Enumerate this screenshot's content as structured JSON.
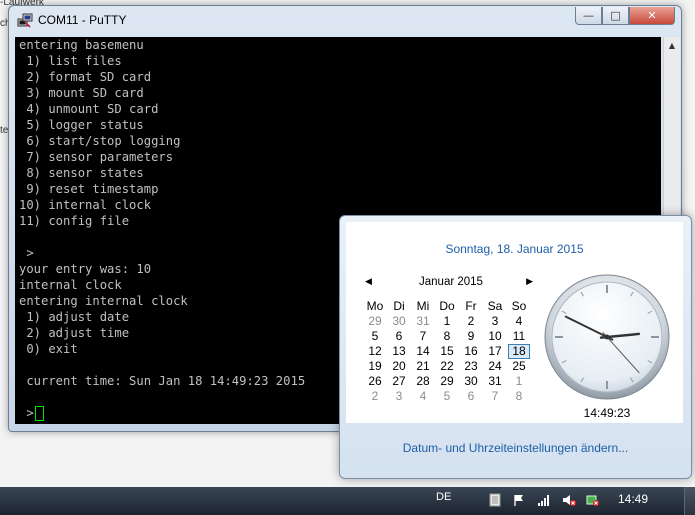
{
  "background": {
    "fragment_1": "-Laufwerk",
    "fragment_2": "ch",
    "fragment_3": "te"
  },
  "putty": {
    "title": "COM11 - PuTTY",
    "buttons": {
      "minimize": "—",
      "maximize": "□",
      "close": "✕"
    },
    "lines": [
      "entering basemenu",
      " 1) list files",
      " 2) format SD card",
      " 3) mount SD card",
      " 4) unmount SD card",
      " 5) logger status",
      " 6) start/stop logging",
      " 7) sensor parameters",
      " 8) sensor states",
      " 9) reset timestamp",
      "10) internal clock",
      "11) config file",
      "",
      " >",
      "your entry was: 10",
      "internal clock",
      "entering internal clock",
      " 1) adjust date",
      " 2) adjust time",
      " 0) exit",
      "",
      " current time: Sun Jan 18 14:49:23 2015",
      "",
      " >"
    ],
    "colors": {
      "background": "#000000",
      "text": "#c0c0c0",
      "cursor": "#00e000"
    }
  },
  "calendar": {
    "full_date": "Sonntag, 18. Januar 2015",
    "month_label": "Januar 2015",
    "prev_icon": "◀",
    "next_icon": "▶",
    "weekdays": [
      "Mo",
      "Di",
      "Mi",
      "Do",
      "Fr",
      "Sa",
      "So"
    ],
    "weeks": [
      [
        "29",
        "30",
        "31",
        "1",
        "2",
        "3",
        "4"
      ],
      [
        "5",
        "6",
        "7",
        "8",
        "9",
        "10",
        "11"
      ],
      [
        "12",
        "13",
        "14",
        "15",
        "16",
        "17",
        "18"
      ],
      [
        "19",
        "20",
        "21",
        "22",
        "23",
        "24",
        "25"
      ],
      [
        "26",
        "27",
        "28",
        "29",
        "30",
        "31",
        "1"
      ],
      [
        "2",
        "3",
        "4",
        "5",
        "6",
        "7",
        "8"
      ]
    ],
    "today": "18",
    "clock_time": "14:49:23",
    "clock_hands": {
      "hour": 14,
      "minute": 49,
      "second": 23
    },
    "settings_link": "Datum- und Uhrzeiteinstellungen ändern...",
    "accent": "#1e5ea8"
  },
  "taskbar": {
    "language": "DE",
    "clock": "14:49",
    "tray_icons": [
      "keyboard-icon",
      "flag-icon",
      "signal-icon",
      "speaker-muted-icon",
      "usb-icon"
    ]
  }
}
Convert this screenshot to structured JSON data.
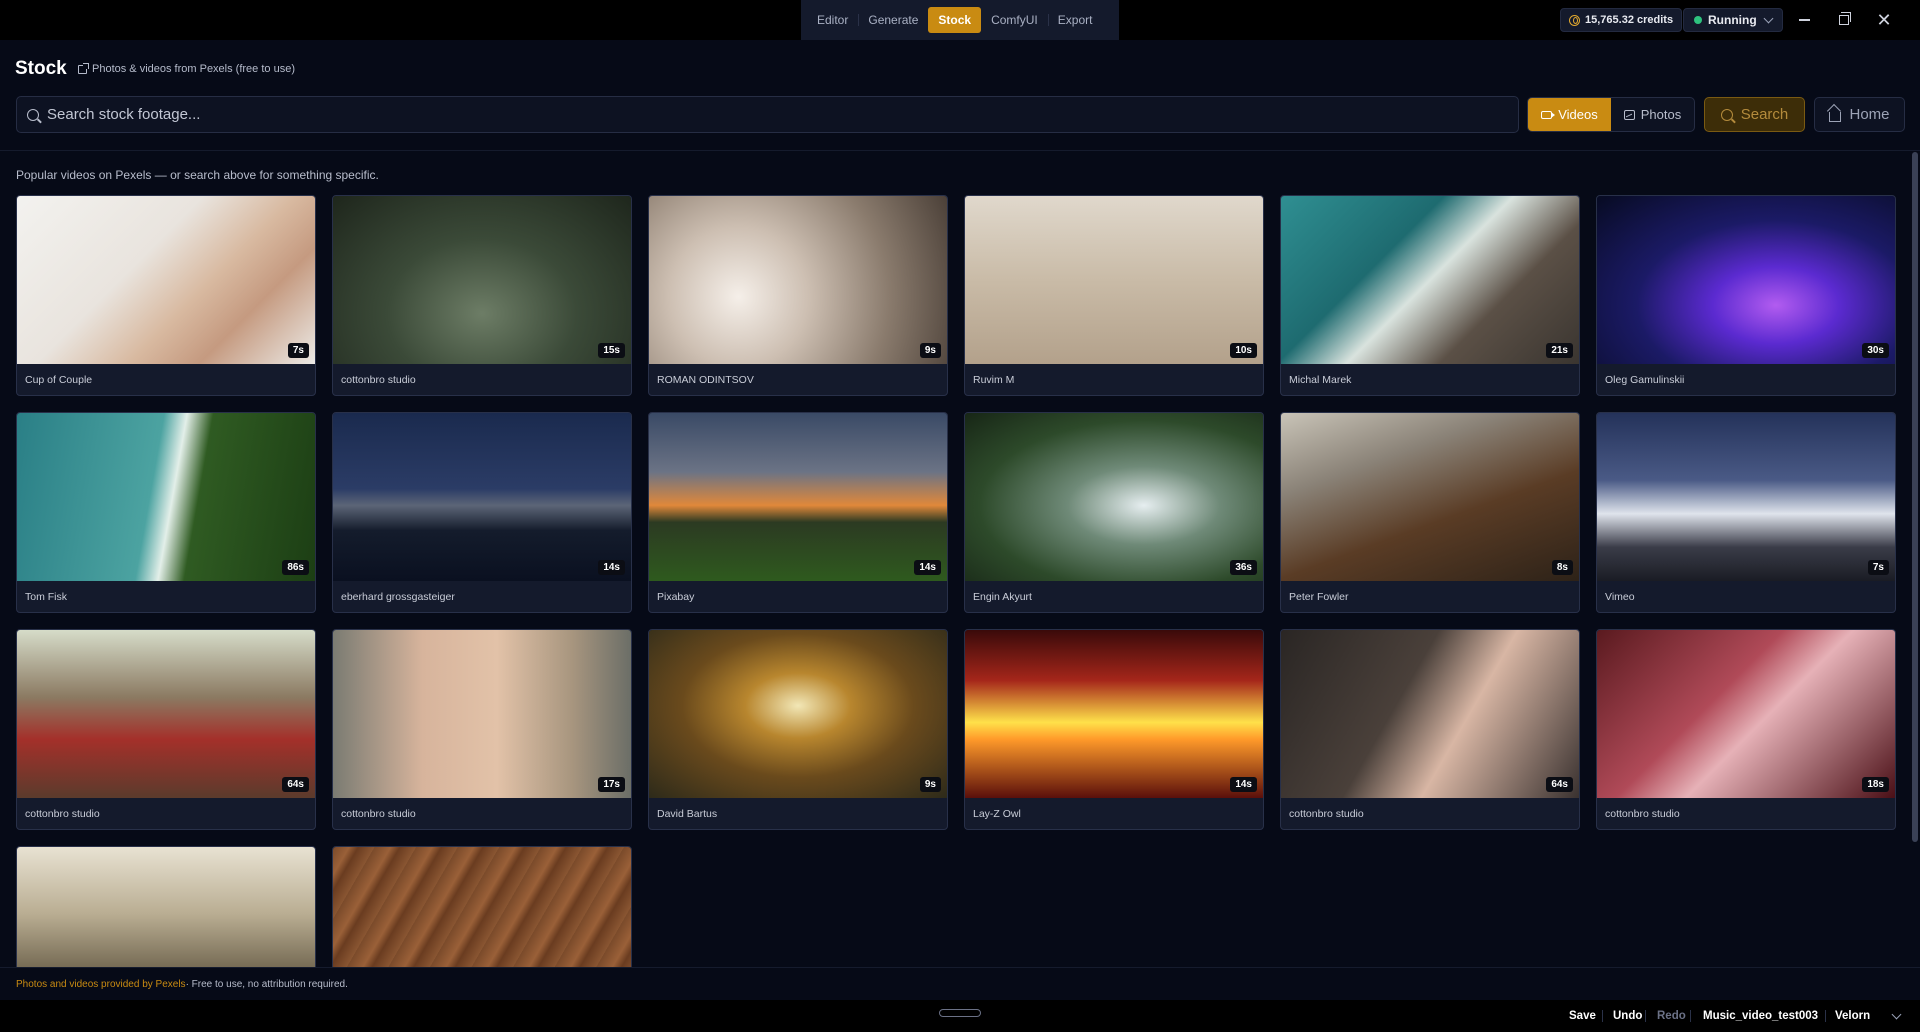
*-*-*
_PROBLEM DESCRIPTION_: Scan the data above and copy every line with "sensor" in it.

_ANSWER SECTION_:
      " 7) sensor parameters",
      " 8) sensor states",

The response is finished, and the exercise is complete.